(DATA FOR ANALYSIS Opens)

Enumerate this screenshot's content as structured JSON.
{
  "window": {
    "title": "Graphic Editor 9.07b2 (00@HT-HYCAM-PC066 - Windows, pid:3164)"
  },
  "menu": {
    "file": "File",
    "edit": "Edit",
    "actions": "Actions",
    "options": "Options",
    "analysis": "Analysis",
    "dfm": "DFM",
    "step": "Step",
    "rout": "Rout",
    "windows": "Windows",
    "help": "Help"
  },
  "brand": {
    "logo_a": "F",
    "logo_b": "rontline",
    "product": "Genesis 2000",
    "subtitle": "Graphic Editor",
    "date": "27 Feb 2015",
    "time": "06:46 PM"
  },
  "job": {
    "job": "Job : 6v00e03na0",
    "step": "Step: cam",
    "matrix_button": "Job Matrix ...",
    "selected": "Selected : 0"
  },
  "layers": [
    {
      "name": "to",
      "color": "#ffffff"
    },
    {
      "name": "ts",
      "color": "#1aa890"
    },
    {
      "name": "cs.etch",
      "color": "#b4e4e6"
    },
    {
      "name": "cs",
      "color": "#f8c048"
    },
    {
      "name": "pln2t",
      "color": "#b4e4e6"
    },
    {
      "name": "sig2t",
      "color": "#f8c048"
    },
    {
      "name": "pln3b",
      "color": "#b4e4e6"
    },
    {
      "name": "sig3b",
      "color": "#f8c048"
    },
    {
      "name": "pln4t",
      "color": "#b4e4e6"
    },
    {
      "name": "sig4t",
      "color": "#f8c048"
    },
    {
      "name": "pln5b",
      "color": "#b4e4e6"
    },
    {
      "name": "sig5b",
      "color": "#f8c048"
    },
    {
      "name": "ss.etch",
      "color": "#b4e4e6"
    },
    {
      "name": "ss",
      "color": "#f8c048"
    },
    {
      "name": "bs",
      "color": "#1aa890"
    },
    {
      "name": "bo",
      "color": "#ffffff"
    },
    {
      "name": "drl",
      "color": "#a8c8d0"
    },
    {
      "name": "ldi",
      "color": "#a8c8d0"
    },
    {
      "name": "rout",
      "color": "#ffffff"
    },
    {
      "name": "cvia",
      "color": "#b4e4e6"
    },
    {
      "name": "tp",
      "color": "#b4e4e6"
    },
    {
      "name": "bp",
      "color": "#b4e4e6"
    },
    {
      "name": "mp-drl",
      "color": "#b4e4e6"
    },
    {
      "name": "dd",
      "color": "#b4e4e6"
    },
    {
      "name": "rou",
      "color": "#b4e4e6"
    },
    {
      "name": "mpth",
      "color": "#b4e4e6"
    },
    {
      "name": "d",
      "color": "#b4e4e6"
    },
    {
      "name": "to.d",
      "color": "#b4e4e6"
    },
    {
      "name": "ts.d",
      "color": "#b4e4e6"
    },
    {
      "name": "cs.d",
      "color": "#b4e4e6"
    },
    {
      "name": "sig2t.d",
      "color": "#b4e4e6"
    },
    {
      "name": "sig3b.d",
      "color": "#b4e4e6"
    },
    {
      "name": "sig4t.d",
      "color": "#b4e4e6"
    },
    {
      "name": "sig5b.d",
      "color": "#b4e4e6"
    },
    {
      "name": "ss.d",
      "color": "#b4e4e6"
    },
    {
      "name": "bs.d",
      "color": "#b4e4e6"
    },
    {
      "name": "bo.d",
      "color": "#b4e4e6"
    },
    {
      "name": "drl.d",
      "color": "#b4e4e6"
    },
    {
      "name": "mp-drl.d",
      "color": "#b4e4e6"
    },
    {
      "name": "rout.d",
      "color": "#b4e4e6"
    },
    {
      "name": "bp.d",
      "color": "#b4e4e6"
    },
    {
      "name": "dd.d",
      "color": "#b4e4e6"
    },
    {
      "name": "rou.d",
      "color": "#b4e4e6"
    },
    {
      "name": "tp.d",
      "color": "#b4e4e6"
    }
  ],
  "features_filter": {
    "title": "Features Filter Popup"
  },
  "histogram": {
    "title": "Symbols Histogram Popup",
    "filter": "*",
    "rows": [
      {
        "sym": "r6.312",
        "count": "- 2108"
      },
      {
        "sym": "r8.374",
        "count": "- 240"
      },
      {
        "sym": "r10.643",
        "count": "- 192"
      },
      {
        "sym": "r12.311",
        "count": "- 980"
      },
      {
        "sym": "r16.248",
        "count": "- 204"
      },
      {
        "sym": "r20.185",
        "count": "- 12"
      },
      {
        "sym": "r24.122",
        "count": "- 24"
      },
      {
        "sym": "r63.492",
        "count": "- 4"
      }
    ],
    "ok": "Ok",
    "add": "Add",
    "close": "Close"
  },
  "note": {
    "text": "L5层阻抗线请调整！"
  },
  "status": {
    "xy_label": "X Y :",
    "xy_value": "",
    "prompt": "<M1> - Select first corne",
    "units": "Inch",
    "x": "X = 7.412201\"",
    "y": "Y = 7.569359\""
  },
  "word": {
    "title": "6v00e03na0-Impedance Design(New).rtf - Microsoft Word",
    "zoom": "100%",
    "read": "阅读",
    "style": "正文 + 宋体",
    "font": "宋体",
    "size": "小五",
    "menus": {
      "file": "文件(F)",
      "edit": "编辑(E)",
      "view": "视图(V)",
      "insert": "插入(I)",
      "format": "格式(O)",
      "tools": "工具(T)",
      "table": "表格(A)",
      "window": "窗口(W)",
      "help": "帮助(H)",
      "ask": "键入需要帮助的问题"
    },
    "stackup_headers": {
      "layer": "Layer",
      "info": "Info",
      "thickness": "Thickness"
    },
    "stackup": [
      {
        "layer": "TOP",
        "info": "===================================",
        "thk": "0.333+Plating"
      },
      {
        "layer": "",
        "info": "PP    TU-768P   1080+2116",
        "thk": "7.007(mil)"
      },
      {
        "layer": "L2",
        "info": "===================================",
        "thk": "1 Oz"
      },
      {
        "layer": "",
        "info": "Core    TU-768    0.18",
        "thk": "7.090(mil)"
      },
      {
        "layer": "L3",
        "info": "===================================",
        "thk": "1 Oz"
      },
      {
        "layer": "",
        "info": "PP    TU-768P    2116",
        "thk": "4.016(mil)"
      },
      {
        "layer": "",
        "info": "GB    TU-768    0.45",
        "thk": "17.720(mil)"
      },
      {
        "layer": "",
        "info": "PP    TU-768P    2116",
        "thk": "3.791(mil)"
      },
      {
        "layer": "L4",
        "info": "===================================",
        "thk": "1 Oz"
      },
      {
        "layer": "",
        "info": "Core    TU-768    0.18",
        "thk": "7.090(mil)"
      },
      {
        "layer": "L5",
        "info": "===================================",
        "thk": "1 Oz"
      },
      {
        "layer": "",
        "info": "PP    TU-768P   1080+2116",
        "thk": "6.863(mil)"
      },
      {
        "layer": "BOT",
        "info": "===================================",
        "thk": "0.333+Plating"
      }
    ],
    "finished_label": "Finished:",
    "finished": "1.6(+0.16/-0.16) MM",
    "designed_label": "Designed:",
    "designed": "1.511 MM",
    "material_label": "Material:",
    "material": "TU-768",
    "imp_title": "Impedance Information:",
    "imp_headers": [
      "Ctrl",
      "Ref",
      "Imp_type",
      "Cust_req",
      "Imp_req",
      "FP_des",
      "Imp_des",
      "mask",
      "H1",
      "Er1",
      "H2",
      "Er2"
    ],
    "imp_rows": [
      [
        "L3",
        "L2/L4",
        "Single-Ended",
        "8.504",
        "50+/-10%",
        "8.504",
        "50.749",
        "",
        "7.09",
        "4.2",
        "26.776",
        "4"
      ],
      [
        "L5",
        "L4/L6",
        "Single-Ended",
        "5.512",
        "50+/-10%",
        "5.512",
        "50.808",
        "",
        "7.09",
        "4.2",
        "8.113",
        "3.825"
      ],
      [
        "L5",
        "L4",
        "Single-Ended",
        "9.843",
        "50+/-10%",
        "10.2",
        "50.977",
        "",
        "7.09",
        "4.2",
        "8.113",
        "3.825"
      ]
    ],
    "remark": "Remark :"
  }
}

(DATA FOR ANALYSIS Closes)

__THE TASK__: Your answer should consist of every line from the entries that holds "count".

__WRITTEN SOLUTION__:
        "count": "- 2108"
        "count": "- 240"
        "count": "- 192"
        "count": "- 980"
        "count": "- 204"
        "count": "- 12"
        "count": "- 24"
        "count": "- 4"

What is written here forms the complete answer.